Just prior to the Trump administration's announcement that it would no longer defend key provisions of the Affordable Care Act in an ongoing case brought by Texas and other states, several career Justice Department attorneys withdrew from the case.

Recent polling has found that health care is a crucial issue for voters this year.

The decision, announced in a filing late Thursday in a federal court in Texas, is a rare departure from the Justice Department's practice of defending federal laws in court.

These consumer protections proved enormously popular with Americans and are among the reasons why efforts to repeal Obamacare in Congress failed a year ago. Even President Donald Trump called it one of the law's "strongest assets" during an interview with "60 Minutes" shortly after he won the election.

This claim is based on two features of the law's text: It contains no severability clause - standard language to the effect that the statute would remain valid even if one or more of its provisions proved to be in violation of existing law - and its explicit assertion that the ACA can not function without the individual mandate. He recently ruled that 16 other states and the District of Columbia could join in the case formally to defend the ACA against the challenge. Texas had asked the court to consider the provision of the ACA requiring individuals to have health insurance unconstitutional. It "has made a decision to abandon the hundreds of millions of people who depend on" the law, he said in an interview with Kaiser Health News. For example, the Obama administration refused in 2011 to defend the federal Defense of Marriage Act, which blocked federal recognition of same-sex marriages in some states.

This also extends to two major provisions of the ACA, also known as Obamacare, including one that protects people with preexisting conditions from being denied coverage.

FILE - Stacy Stanford attends a rally to Support Healthy Utah at the State Capitol Building in Salt Lake City on Thursday, March 5, 2015. It will add fuel to Democrats' efforts to make health care a campaign issue in the mid-term elections. Even that, however, proved impossible to do, and in the end they settled for a small morsel: Tucked into their tax cut bill was a provision effectively repealing the individual mandate by reducing the fine for not carrying insurance to zero. That's not exactly what the attorneys general were arguing, but that's what the Justice Department position is. For starters, it's pretty rare for the DOJ (under any party's control) to come out against an existing USA law since it's generally in the business of trying to defend the law's constitutionality. United States. Obama's last CMS administrator Andy Slavitt tweeted the following false claim: "The Trump DOJ tonight just told the courts to dismantle pre-existing conditions protections and other consumer protections".

These two provisions, along with rules that allow children to stay on their parents' health plan until they are 26 years old, have proven popular with Americans.

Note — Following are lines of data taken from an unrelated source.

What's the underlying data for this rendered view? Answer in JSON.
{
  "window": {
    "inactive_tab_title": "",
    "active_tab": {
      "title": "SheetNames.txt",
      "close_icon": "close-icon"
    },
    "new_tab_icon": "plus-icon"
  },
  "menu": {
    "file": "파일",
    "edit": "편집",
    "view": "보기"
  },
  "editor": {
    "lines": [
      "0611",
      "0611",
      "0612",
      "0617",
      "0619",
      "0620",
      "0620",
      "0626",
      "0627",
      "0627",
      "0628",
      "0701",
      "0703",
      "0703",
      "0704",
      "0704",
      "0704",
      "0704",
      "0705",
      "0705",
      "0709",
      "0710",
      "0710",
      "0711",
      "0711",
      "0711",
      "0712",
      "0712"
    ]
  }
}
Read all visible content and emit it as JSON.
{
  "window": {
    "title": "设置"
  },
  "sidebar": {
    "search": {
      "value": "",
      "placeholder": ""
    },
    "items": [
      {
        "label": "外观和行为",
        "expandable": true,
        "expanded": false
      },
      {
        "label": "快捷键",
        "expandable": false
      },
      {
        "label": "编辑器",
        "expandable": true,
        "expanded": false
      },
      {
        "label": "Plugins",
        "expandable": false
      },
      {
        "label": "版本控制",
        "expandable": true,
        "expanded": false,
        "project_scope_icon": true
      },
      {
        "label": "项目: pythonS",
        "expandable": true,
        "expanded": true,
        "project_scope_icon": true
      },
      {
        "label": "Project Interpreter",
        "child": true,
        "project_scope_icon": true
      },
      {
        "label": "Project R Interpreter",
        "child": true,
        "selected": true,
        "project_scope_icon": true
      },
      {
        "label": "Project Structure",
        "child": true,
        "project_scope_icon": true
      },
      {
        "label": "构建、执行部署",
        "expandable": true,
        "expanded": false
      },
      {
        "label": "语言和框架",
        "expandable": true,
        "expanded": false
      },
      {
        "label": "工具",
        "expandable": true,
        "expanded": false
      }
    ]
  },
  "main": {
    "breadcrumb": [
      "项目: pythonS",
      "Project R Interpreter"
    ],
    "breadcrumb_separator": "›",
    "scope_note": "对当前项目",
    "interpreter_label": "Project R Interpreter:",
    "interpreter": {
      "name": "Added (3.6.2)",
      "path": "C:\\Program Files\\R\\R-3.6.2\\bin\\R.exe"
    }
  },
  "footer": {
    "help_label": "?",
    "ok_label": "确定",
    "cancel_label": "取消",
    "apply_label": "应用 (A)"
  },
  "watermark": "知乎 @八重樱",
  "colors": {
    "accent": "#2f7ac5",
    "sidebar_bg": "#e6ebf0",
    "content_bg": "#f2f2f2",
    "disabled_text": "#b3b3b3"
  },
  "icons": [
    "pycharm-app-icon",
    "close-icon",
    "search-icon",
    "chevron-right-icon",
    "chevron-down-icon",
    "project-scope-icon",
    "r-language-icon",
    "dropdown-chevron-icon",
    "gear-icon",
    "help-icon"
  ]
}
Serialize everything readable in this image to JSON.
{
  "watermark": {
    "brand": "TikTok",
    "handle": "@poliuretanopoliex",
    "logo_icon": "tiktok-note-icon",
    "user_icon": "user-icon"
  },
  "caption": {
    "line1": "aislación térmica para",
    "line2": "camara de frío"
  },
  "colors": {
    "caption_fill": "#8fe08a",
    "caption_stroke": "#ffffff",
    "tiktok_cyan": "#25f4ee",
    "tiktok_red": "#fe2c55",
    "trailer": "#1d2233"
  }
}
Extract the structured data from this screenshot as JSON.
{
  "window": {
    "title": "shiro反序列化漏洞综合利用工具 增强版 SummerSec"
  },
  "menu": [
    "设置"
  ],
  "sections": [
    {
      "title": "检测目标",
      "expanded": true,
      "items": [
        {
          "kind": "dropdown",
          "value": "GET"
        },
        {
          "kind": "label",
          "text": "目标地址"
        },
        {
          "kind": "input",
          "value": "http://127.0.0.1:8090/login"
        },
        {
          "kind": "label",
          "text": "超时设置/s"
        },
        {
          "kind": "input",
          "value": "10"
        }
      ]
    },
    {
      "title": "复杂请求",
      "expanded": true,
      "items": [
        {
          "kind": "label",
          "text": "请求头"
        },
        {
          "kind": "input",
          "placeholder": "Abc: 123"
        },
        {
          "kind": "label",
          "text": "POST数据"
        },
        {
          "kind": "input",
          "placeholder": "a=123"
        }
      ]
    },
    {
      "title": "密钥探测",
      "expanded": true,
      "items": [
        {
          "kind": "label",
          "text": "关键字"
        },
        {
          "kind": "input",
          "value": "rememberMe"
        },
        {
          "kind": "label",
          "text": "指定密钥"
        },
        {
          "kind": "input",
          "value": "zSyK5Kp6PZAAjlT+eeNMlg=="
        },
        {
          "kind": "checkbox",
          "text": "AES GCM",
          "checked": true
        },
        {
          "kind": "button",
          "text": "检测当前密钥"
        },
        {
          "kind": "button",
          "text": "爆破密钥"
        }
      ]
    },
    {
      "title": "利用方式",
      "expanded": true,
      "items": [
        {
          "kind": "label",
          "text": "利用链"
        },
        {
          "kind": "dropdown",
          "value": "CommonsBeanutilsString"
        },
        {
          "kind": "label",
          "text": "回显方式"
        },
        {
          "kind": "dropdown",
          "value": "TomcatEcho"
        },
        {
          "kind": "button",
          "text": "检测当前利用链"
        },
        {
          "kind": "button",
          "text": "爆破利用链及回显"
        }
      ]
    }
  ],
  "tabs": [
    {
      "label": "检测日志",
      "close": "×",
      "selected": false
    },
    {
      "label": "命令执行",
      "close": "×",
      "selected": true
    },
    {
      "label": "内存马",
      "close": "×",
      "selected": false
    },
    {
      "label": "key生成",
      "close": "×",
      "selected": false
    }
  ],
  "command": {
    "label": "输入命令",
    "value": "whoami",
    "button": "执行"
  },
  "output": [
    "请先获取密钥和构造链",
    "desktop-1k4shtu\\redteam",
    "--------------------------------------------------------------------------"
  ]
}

The fresh potential that the courts could deliver a significant blow to the ACA arises after a years-long perseverance by Republicans to repeal much of the sprawling 2010 statute ended in failure a year ago, leading GOP attorneys general, governors and the Trump administration to turn to the courts and administrative actions to undermine the law. The Justice Department says only the protections for people with preexisting conditions are linked to the tax - not the rest of the law, including the expansion of Medicaid.

Sessions said he agreed with the plaintiffs that without the mandate, the decision in the 2012 National Federation of Independent Business vs. former Health and Human Services Director Kathleen Sebelius, is the proper course. It was defended instead by House Republicans but declared unconstitutional by the Supreme Court in 2013. U.S. District Judge Reed O'Connor is presiding.